Discover exquisite embroideries, dyed silk and velvet panels, tapestries, and appliqué works
‘From the thickest of satins, plain or decorated with designs in brocade, to the most gossamer-like gauzes, every combination of silk and gold thread has been carried to perfection…’
(Sir Rutherford Alcock, Art and Art Industries of Japan, 1878)
In the mid-1850s, Japan was forced by the Western nations to open its doors to the outside world after more than 200 years of self-imposed isolation. The opening of Japan led to a fascination in the West for all things Japanese, known as Japonisme. During this period of Japan’s history, known as the Meiji era (1868-1912), Japanese prints, ceramics, metalwork, and lacquerware became hugely fashionable in the West.
Also enormously popular at the time, but little known today, were non-costume Japanese textiles that were made specifically for the Western market as art objects or for interior decoration. These exquisite embroideries, dyed silk and velvet panels, tapestries, and appliqué works became some of Japan’s best-known export items. No fashionable Victorian home was without its Japanese drapes and hangings. They were also displayed at international exhibitions, and presented as diplomatic gifts from the Japanese imperial household and government.

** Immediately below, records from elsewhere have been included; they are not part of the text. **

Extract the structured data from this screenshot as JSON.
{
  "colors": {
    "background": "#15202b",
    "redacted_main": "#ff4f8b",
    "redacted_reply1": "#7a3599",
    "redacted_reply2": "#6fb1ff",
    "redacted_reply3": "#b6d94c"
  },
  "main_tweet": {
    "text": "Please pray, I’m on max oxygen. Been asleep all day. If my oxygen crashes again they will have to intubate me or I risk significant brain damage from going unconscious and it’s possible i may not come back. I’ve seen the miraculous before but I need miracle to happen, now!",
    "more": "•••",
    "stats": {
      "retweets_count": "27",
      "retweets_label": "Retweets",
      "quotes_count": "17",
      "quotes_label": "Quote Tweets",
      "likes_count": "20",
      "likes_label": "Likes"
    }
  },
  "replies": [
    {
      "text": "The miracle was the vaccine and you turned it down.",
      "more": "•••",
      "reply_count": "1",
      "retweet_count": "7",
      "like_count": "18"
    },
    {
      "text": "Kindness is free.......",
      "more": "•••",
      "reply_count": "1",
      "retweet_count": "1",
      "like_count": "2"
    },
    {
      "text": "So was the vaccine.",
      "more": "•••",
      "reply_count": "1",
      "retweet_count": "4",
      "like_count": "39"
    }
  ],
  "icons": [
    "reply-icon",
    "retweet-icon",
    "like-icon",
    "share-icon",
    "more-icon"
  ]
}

The textiles in this exhibition are mostly drawn from the newly-acquired collection of the Kiyomizu Sannenzaka Museum in Kyoto. Pieced together from around the world, this outstanding collection has never been displayed before. These textiles are enhanced with additional objects from private collections and the Ashmolean’s own holdings.
Eastern Art Online presents an online version of Threads of Silk and Gold to provide a taste of the exhibition on display in the Ashmolean's Special Exhibitions Galleries. It enables visitors to browse and search all exhibition objects and their high-quality zoomable images online.
A fully illustrated catalogue of the exhibition is also available to purchase from the exhibition shop, or online here.